Depth of Field (Deprecated) is a common postprocessing effect that simulates the properties of a camera lens. The name refers to the fact that the effect was added in Unity 3.4, but now is superseded by a more modern Depth Of Field effect which uses optimized techniques to simulate lens blurs and enables better transitions between focal areas. However, depending on the use case, performance might be a lot better in the old 3.4 version as it was developed for older hardware.
In real life, a camera can only focus sharply on an object at a specific distance; objects nearer or farther from the camera will be somewhat out of focus. The blurring not only gives a visual cue about an object’s distance but also introduces bokeh which is the term for pleasing visual artifacts that appear around bright areas of the image as they fall out of focus.
An example of the new Depth of Field effect can be seen in the following images, displaying the results of a defocused foreground and a defocused background. Notice how the foreground blur overlaps with the rest while the background doesn’t.
You might also consider using the Tilt Shift effect for a more straightforward but less sophisticated depth-of-field effect.
|Resolution||Determines the internal render target sizes. A lower resolution will result in faster rendering and lower memory requirements.|
|Quality||The quality level. Choose between the faster OnlyBackground or the higher-quality BackgroundAndForeground which calculates the depth-of-field defocus for both areas separately.|
|Simple tweak||Switches to a simpler focal model.|
|Visualize focus||This shows the focal plane in the game view to assist learning and debugging.|
|Enable bokeh||This will generate more realistic lens blurs where very bright parts are scaled and overlap.|
|Focal distance||The distance to the focal plane from the camera position in world space.|
|Object Focus||Determine the focal distance using a target object in the scene.|
|Smoothness||The smoothness when transitioning from out-of-focus to in-focus areas.|
|Focal size||The size of the in-focus area.|
|Blurriness||How many iterations are used when blurring the various buffers (each iteration requires processing time).|
|Blur spread||The blur radius. This is resolution-independent, so you may need to readjust the value for each required resolution.|
|Destination||Enabling foreground and background blur increases rendering time but gives more realistic results.|
|Intensity||Blend intensity used as bokeh shapes are being accumulated.
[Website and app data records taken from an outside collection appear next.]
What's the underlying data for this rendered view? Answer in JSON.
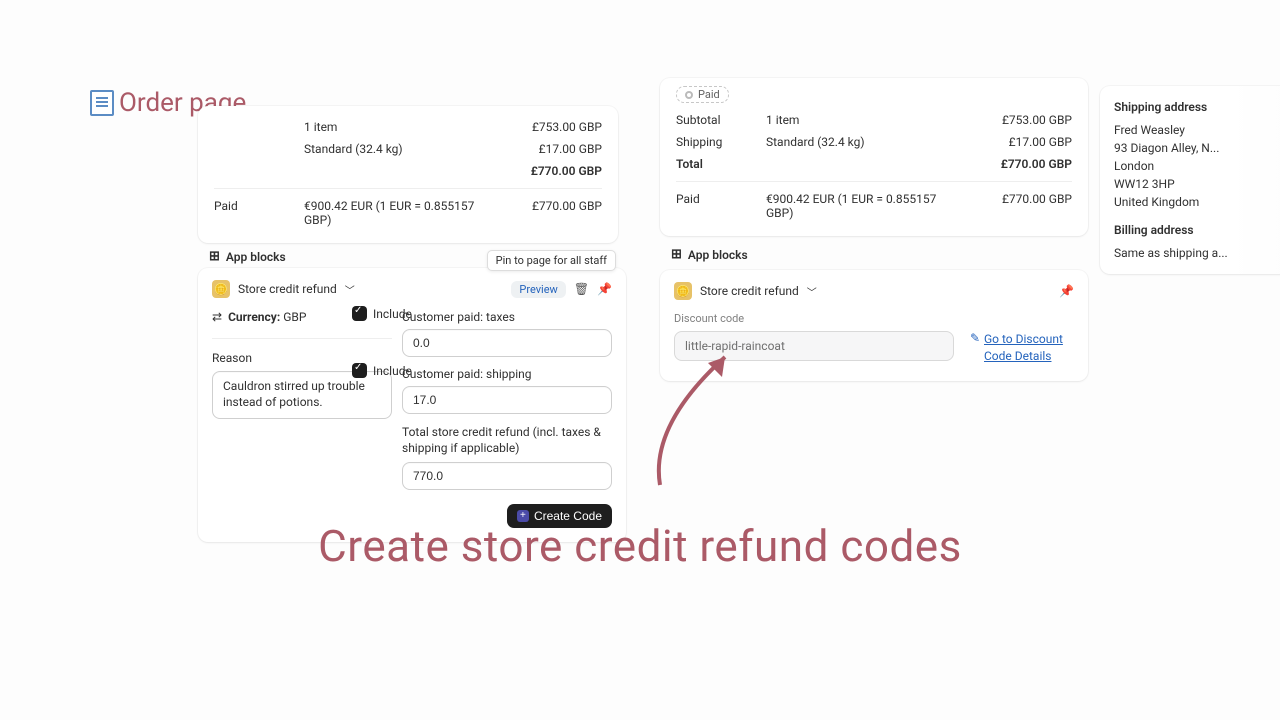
{
  "page_label": "Order page",
  "order_left": {
    "item_count": "1 item",
    "item_price": "£753.00 GBP",
    "shipping_label": "Standard",
    "shipping_weight": "(32.4 kg)",
    "shipping_price": "£17.00 GBP",
    "total_price": "£770.00 GBP",
    "paid_label": "Paid",
    "paid_conv": "€900.42 EUR (1 EUR = 0.855157 GBP)",
    "paid_total": "£770.00 GBP"
  },
  "order_right": {
    "paid_badge": "Paid",
    "subtotal_label": "Subtotal",
    "item_count": "1 item",
    "item_price": "£753.00 GBP",
    "shipping_label": "Shipping",
    "shipping_method": "Standard (32.4 kg)",
    "shipping_price": "£17.00 GBP",
    "total_label": "Total",
    "total_price": "£770.00 GBP",
    "paid_label": "Paid",
    "paid_conv": "€900.42 EUR (1 EUR = 0.855157 GBP)",
    "paid_total": "£770.00 GBP"
  },
  "shipping_card": {
    "shipping_header": "Shipping address",
    "line1": "Fred Weasley",
    "line2": "93 Diagon Alley, N...",
    "line3": "London",
    "line4": "WW12 3HP",
    "line5": "United Kingdom",
    "billing_header": "Billing address",
    "billing_text": "Same as shipping a..."
  },
  "app_blocks_label": "App blocks",
  "tooltip_pin": "Pin to page for all staff",
  "refund_left": {
    "title": "Store credit refund",
    "preview_label": "Preview",
    "currency_label": "Currency:",
    "currency_value": "GBP",
    "reason_label": "Reason",
    "reason_value": "Cauldron stirred up trouble instead of potions.",
    "include_label": "Include",
    "taxes_label": "Customer paid: taxes",
    "taxes_value": "0.0",
    "shipping_label": "Customer paid: shipping",
    "shipping_value": "17.0",
    "total_label": "Total store credit refund (incl. taxes & shipping if applicable)",
    "total_value": "770.0",
    "create_btn": "Create Code"
  },
  "refund_right": {
    "title": "Store credit refund",
    "discount_label": "Discount code",
    "discount_value": "little-rapid-raincoat",
    "link_text": "Go to Discount Code Details"
  },
  "headline": "Create store credit refund codes"
}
This is a critical value that always needs to be carefully adjusted.|
|Min luminance||The luminance threshold below which pixels will not have bokeh artifacts applied.|
|Min contrast||The contrast threshold below which pixels will not have bokeh artifacts applied. The significance of this is that you usually only need bokeh shapes in areas of high frequency (ie, cluttered or “noisy” areas of image) since they are otherwise nearly invisible. Performance will be improved if you use this parameter to avoid generating unnecessary bokeh artifacts.|
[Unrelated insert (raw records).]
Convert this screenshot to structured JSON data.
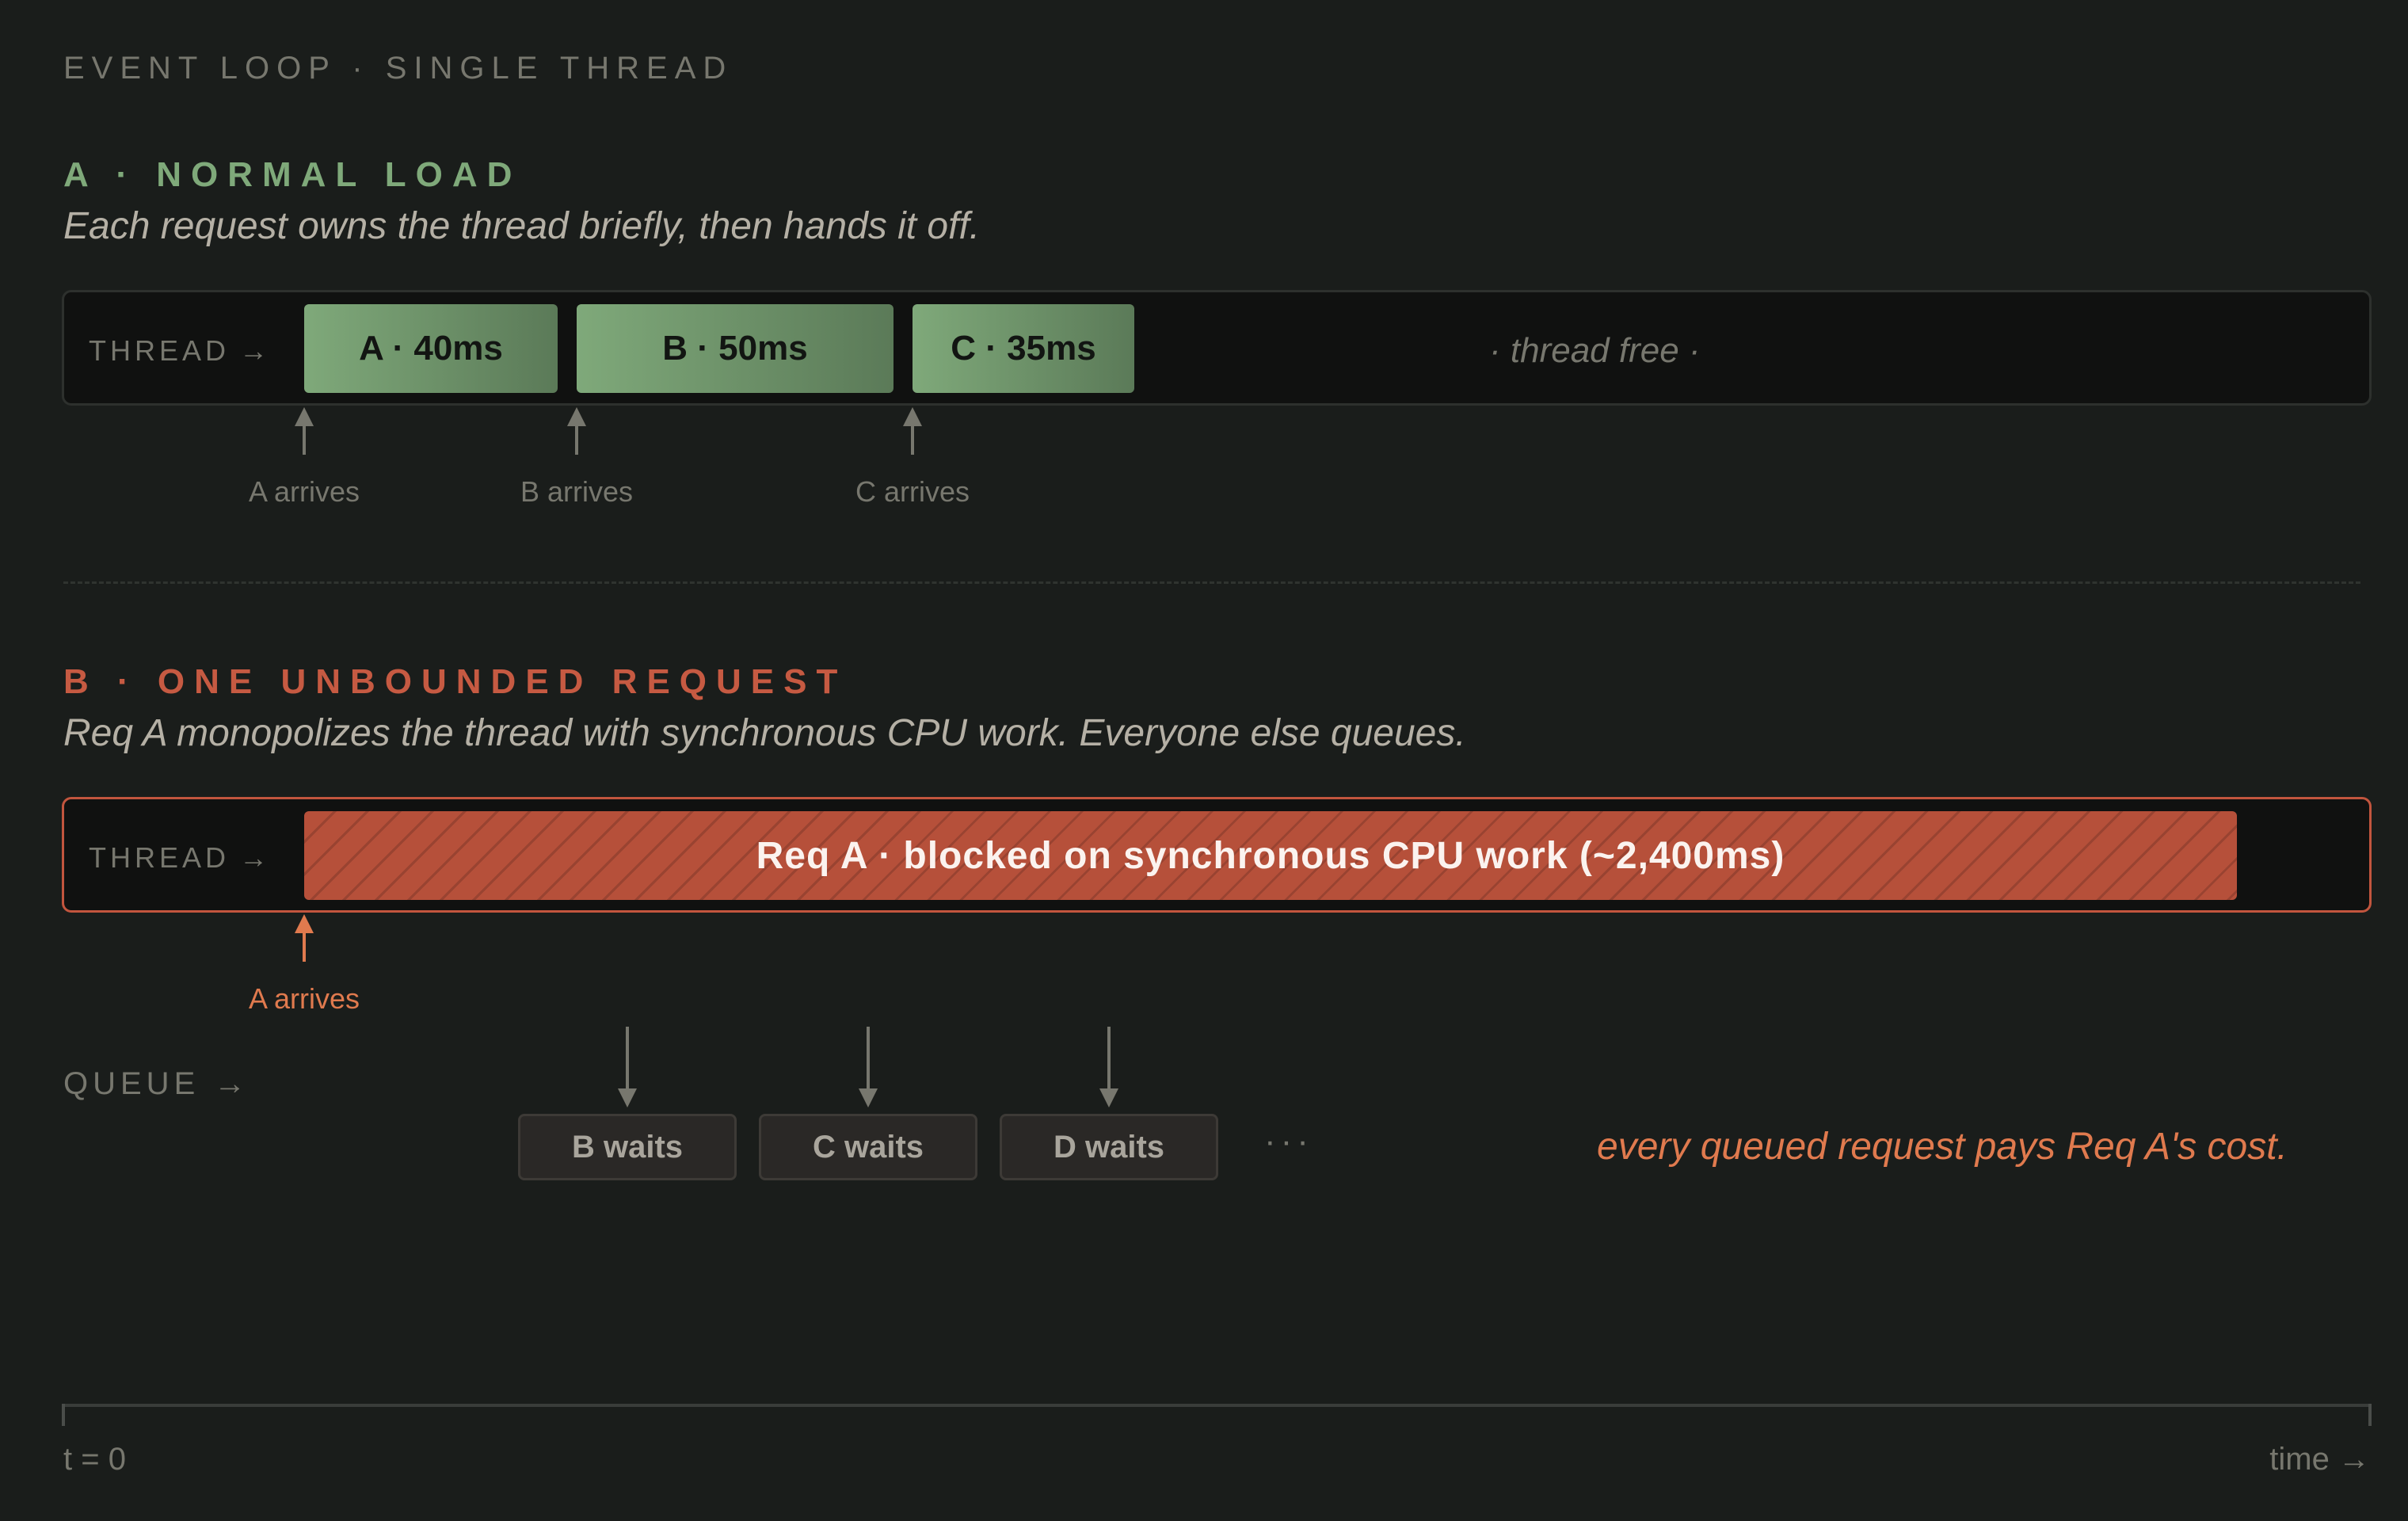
{
  "page": {
    "title": "EVENT LOOP · SINGLE THREAD"
  },
  "colors": {
    "background": "#1a1d1b",
    "normal_accent": "#7fa97a",
    "blocked_accent": "#c65a42",
    "warning_text": "#e07a4e"
  },
  "section_a": {
    "title": "A · NORMAL LOAD",
    "subtitle": "Each request owns the thread briefly, then hands it off.",
    "track_label": "THREAD",
    "track_arrow": "→",
    "blocks": [
      {
        "label": "A · 40ms"
      },
      {
        "label": "B · 50ms"
      },
      {
        "label": "C · 35ms"
      }
    ],
    "free_label": "· thread free ·",
    "arrivals": [
      "A arrives",
      "B arrives",
      "C arrives"
    ]
  },
  "section_b": {
    "title": "B · ONE UNBOUNDED REQUEST",
    "subtitle": "Req A monopolizes the thread with synchronous CPU work. Everyone else queues.",
    "track_label": "THREAD",
    "track_arrow": "→",
    "blocked_label": "Req A · blocked on synchronous CPU work (~2,400ms)",
    "arrival": "A arrives",
    "queue_label": "QUEUE",
    "queue_arrow": "→",
    "waits": [
      "B waits",
      "C waits",
      "D waits"
    ],
    "ellipsis": "···",
    "note": "every queued request pays Req A's cost."
  },
  "axis": {
    "start": "t = 0",
    "end": "time",
    "end_arrow": "→"
  }
}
|Downsample||The size of the internal render target used for accumulating bokeh shapes.|
|Size||The maximum bokeh size. Will be modulated by the amount of defocus (Circle of Confusion).|
|Bokeh Texture||The texture defining the bokeh shapes.|
Note that since the bokeh effect is created by drawing triangles per pixel, it can drastically affect your framerate, especially if it’s not adjusted optimally. Adjust the Size, Min luminance, Min contrast, Downsample and Resolution to improve performance. Also, since the screen is darkened before the bokeh shapes are applied, you should use an appropriate Blurriness level to remove possible artefacts.
This effect requires a graphics card that supports Shader Model 3 and depth textures. See the Graphics Hardware Capabilities and Emulation page for further details and a list of compliant hardware.